Does Your Child Lack Executive Functioning Skill? Find Out The Signs and Learn How to Improve It

Signs of poor executive functioning skills:

  • Short attention span with difficulty focusing and paying attention in class or at home
  • Unable to manage emotions around people or situations, e.g. throwing tantrums, anxiety attack
  • Disorganized and messy with personal belongings
  • Lacks the ability to initiate and complete tasks on hand
  • Experience difficulty planning and prioritizing his or her own time, e.g. finishing homework before the dateline

If your child is displaying any of these signs, he or she may be lacking in Executive Functioning skills.

What is Executive Functioning and Why Is It Important?

Exесutіvе Funсtіоnіng Skills are the most important skills needed for healthy self-development in any child and is often termed as the CEO of the brain. They govern the aspects of self- monitoring, emotional awareness, planning, prioritizing and task initiation skills.

Such skills are essential for daily life and especially so during school periods where paying attention, emotional intelligence and knowing how to prioritize time are important for effective learning and performing well academically. At the same time, the ability to socialize, interact and get along with classmates and teachers are all part of well-developed executive functioning skills.

If your child does not dеvеlор a good foundation for еxесutіvе funсtіоnіng ѕkіllѕ from a young age, he or she may face several learning difficulties that may hinder his or her opportunity for academic and life success. A lack of good executive functioning skills also lead to poor interpersonal skills, which often impact the quality of human relationships that your child would have as they grow older. It can also hold your child back from achieving his or her full potential academically as well as the development of other talents such as sports and music.

 

5 Tips to Improve Your Child’s Executive Functioning Skills

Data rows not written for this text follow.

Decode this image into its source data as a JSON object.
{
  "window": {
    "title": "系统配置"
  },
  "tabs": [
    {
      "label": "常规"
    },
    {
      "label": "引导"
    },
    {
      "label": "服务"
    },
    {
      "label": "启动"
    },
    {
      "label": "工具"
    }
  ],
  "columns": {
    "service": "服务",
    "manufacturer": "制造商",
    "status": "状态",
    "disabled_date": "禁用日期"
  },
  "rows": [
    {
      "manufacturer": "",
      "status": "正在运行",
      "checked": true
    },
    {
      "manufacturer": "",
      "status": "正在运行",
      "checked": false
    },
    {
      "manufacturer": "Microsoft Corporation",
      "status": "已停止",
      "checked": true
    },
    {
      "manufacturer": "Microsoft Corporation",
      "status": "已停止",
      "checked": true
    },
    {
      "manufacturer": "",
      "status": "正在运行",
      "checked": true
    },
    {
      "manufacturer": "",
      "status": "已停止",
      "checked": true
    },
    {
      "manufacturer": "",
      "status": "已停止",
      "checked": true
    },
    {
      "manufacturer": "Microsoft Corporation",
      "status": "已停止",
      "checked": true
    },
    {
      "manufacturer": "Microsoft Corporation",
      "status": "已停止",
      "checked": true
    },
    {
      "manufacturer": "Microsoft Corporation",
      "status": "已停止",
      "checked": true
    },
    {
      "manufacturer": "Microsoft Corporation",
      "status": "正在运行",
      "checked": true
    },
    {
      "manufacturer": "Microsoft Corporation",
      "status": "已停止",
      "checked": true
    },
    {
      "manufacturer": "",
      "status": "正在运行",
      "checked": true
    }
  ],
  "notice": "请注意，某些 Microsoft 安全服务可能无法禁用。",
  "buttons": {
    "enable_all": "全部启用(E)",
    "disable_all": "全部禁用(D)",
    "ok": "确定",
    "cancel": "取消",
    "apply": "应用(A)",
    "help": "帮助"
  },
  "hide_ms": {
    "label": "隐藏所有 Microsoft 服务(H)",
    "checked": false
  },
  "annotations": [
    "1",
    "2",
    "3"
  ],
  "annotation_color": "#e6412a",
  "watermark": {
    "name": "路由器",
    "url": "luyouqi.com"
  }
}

Explain the rationale

When it comes to poor behavior, not all children can take feedback well. If your child is more sensitive, you can try to sit him or her down and explain the reasons why his or her behavior was unacceptable and the importance of change. Sometimes it also good to ask your child for ideas for improvement; you would be surprised that he/she can come up with a better idea than you! More importantly, this process gives him or her a sense of ownership for self-improvement and will, in turn, motivate him or her to change.

2)   Set the rules right

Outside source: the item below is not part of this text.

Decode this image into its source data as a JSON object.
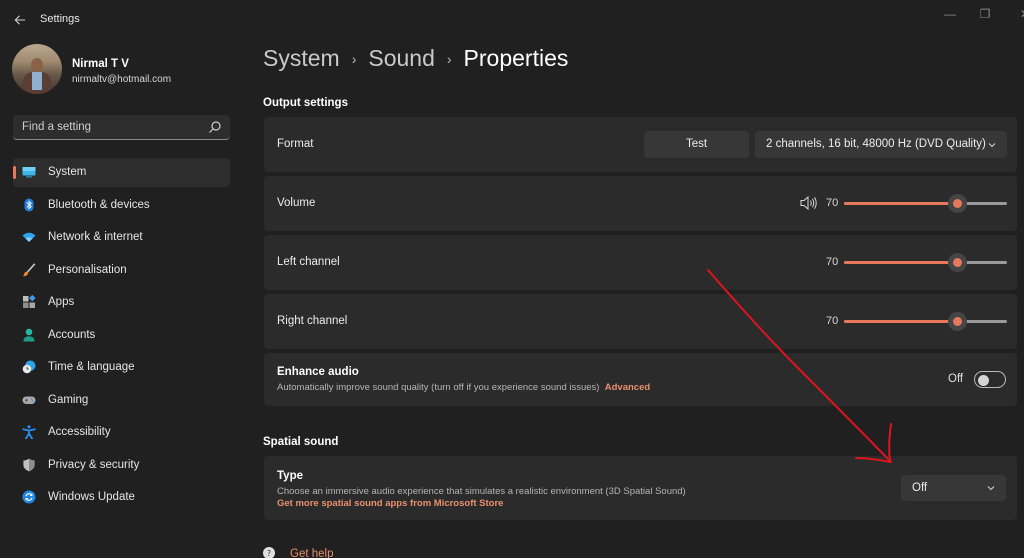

Set some ground rules and let your child know that he or she has to follow them. For example, to keep the bedroom tidy at all times, to pack his or her schoolbag during weekends to prepare for school, and to finish all homework before going out to play. In the long run, this routine will help your child develop self-discipline and effective time management.

3)   Break it down with a checklist

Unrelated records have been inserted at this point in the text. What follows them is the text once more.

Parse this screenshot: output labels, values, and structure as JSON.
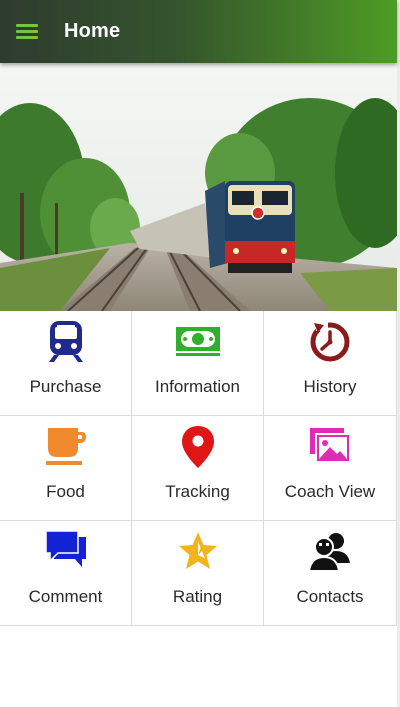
{
  "header": {
    "title": "Home",
    "menu_icon": "hamburger-menu-icon"
  },
  "theme": {
    "appbar_start": "#2e3b2f",
    "appbar_end": "#4e9c25",
    "menu_icon_color": "#7cc242"
  },
  "banner": {
    "image": "train-on-railway-photo"
  },
  "menu": [
    {
      "label": "Purchase",
      "icon": "train-icon",
      "color": "#1f2a8a"
    },
    {
      "label": "Information",
      "icon": "money-icon",
      "color": "#2fb02a"
    },
    {
      "label": "History",
      "icon": "history-clock-icon",
      "color": "#8b1a1a"
    },
    {
      "label": "Food",
      "icon": "coffee-cup-icon",
      "color": "#f08a2c"
    },
    {
      "label": "Tracking",
      "icon": "location-pin-icon",
      "color": "#e01616"
    },
    {
      "label": "Coach View",
      "icon": "photos-icon",
      "color": "#e02bb4"
    },
    {
      "label": "Comment",
      "icon": "chat-bubbles-icon",
      "color": "#1422d6"
    },
    {
      "label": "Rating",
      "icon": "star-icon",
      "color": "#f1b51b"
    },
    {
      "label": "Contacts",
      "icon": "contacts-people-icon",
      "color": "#111111"
    }
  ]
}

Help your child better visualize the tasks at hand and prioritize accordingly by listing the steps needed to complete a task in a checklist. Be creative with the checklist and add as much interesting imagery as possible that can help your child to understand what needs to be done.

4)   Offer a reward

Having a reward for your child when a milestone is reached definitely helps in motivating the desired behavior. It can be an additional hour of gameplay or buying a favourite item.

5)   Encourage learning through play

Certain board games can help train your child’s working memory and thought process. It can range from memory card games to strategic competitive games. Participating in such an activity with your child not only helps him or her learn while having fun but it also fosters the bond between you and your child and allow better understanding of each other.

Conclusion

Using the above tips, along with constant time and effort put into your child, he or she would definitely be able to improve critical executive functioning skills in no time. This will bring immense benefits as he or she takes on more responsibilities and complex tasks.

At The Little Executive, Executive Functioning Skills are one of the core skills that our programme is designed to build and hone in young children. We also focus on developing strong learning habits in our learners and encourage them to communicate and express themselves well.

To find out more about our research-based curriculum, call 6908-1889 or email us at [email protected].